The Keeshond has a moderate need for exercise and will generally be okay with a daily walk, although a nice run or romp in a park or field will always be appreciated....

It is important to avoid overfeeding the Keeshond, as the breed can put on weight very quickly. This dog is physically able to live outdoors in moderate climates, but it much prefers to sleep inside and be around its family as much as possible. To maintain the Keeshond’s respectable appearance it is important to brush the dog’s coat on a daily basis. The breed sheds heavily twice yearly, once in the spring and again in the fall. Serious health issues are rare in this breed, though it may develop canine hip dysplasia, epilepsy, patellar luxation and skin problems.

Keeshond History

A Brief History of the Keeshond

The exact origins of the Keeshond, or Wolf Spitz, are unknown, though the dog’s appearance places it firmly in the Spitz family; close relatives include the Finnish Spitz, Norwegian Elkhound, Chow Chow and Samoyed....
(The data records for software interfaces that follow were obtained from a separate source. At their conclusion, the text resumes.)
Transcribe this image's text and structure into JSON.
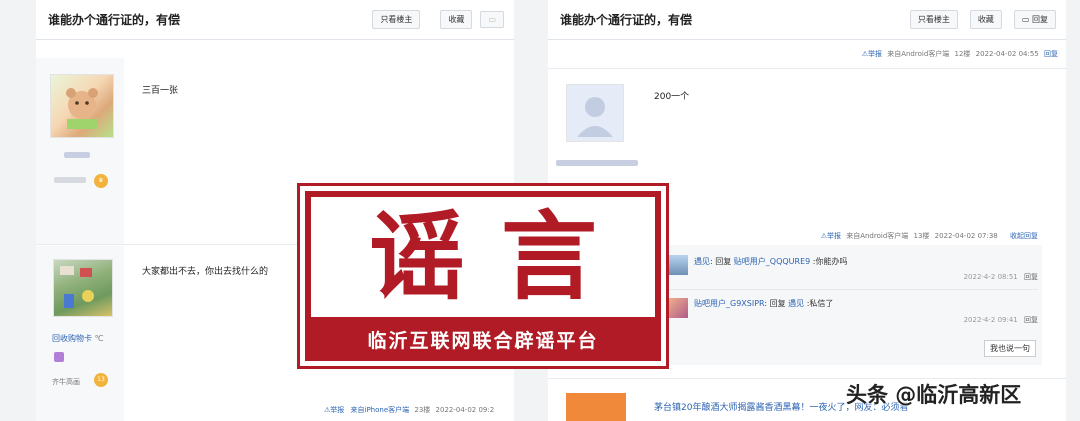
{
  "left_panel": {
    "title": "谁能办个通行证的，有偿",
    "btn_only_owner": "只看楼主",
    "btn_favorite": "收藏",
    "post1": {
      "text": "三百一张"
    },
    "post2": {
      "text": "大家都出不去，你出去找什么的",
      "username": "回收购物卡",
      "username_suffix": "℃",
      "level_name": "齐牛高画",
      "level_num": "13",
      "report": "举报",
      "client": "来自iPhone客户端",
      "floor": "23楼",
      "date": "2022-04-02 09:2"
    }
  },
  "right_panel": {
    "title": "谁能办个通行证的，有偿",
    "btn_only_owner": "只看楼主",
    "btn_favorite": "收藏",
    "btn_reply": "回复",
    "post1_meta": {
      "report": "举报",
      "client": "来自Android客户端",
      "floor": "12楼",
      "date": "2022-04-02 04:55",
      "reply": "回复"
    },
    "post2": {
      "text": "200一个"
    },
    "post2_meta": {
      "report": "举报",
      "client": "来自Android客户端",
      "floor": "13楼",
      "date": "2022-04-02 07:38",
      "collapse": "收起回复"
    },
    "replies": [
      {
        "user": "遇见",
        "action": "回复",
        "target": "贴吧用户_QQQURE9",
        "content": ":你能办吗",
        "time": "2022-4-2 08:51",
        "reply_label": "回复"
      },
      {
        "user": "贴吧用户_G9XSIPR",
        "action": "回复",
        "target": "遇见",
        "content": ":私信了",
        "time": "2022-4-2 09:41",
        "reply_label": "回复"
      }
    ],
    "say_button": "我也说一句",
    "ad_text": "茅台镇20年酿酒大师揭露酱香酒黑幕！一夜火了，网友：必须看"
  },
  "stamp": {
    "word": "谣言",
    "subtitle": "临沂互联网联合辟谣平台"
  },
  "watermark": "头条 @临沂高新区",
  "colors": {
    "stamp_red": "#b01b25",
    "link_blue": "#2d64b3"
  }
}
The breed was well known in the Netherlands by the 18th century, and was commonly employed as a river boat and barge watch dog, as well as a companion pet. The Keeshond would reach its greatest popularity and eventually face near extinction as a result of political upheaval in the Netherlands during the late 19th century. Cornelis (Kees) de Gyselaer, the leader of the Dutch patriot faction, owned a Wolf Spitz named Kees that was so strongly associated with the political leader that it became a symbol of the Patriot rebellion. When the rebellion was quashed and the House of Orange was restored to power, few people wanted to be seen with the rebel symbol, and the dogs began to disappear. The breed had all but vanished by the early 20th century, but luckily for the Keeshond, the Baroness van Hardenbroek began a campaign to restore the breed in 1920. The Wolf Spitz arrived in England and America during the 1920s, and was recognized as the Keeshond (in honor of Cornelis (Kees) de Gyselaer) by the American Kennel Club in 1930. Today, the Keeshond is a moderately popular pet in the United States, as well as the national dog of the Netherlands.